WORK INSTRUCTIONS:
Among the entries below, how many lines include "Administrator"? Give the number alone.

DATA LISTING:
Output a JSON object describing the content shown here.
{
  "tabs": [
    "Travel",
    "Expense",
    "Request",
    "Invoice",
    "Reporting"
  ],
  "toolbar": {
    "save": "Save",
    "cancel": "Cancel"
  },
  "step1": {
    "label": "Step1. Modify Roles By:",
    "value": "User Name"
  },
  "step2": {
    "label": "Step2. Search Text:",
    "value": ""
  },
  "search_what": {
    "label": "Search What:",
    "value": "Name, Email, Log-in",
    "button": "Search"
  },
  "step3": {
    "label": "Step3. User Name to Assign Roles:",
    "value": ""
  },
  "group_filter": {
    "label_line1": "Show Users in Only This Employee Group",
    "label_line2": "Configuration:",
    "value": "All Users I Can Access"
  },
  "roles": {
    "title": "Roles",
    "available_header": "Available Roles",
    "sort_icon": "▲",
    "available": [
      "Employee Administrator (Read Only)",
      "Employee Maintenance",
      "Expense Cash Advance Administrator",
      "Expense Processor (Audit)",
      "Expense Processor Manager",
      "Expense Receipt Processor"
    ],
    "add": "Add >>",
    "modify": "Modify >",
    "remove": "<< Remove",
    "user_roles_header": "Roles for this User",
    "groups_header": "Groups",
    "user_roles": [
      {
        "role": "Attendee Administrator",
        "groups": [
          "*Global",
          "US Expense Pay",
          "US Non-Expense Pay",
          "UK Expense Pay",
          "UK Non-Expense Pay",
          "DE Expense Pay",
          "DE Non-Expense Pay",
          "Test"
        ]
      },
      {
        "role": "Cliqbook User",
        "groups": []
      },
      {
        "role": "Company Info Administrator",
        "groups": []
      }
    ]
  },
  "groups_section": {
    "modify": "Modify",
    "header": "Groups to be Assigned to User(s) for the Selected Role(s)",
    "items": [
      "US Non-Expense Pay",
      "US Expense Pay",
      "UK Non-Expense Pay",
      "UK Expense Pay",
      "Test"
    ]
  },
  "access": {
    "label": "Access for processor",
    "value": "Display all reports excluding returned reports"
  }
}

TASK RESULT:
4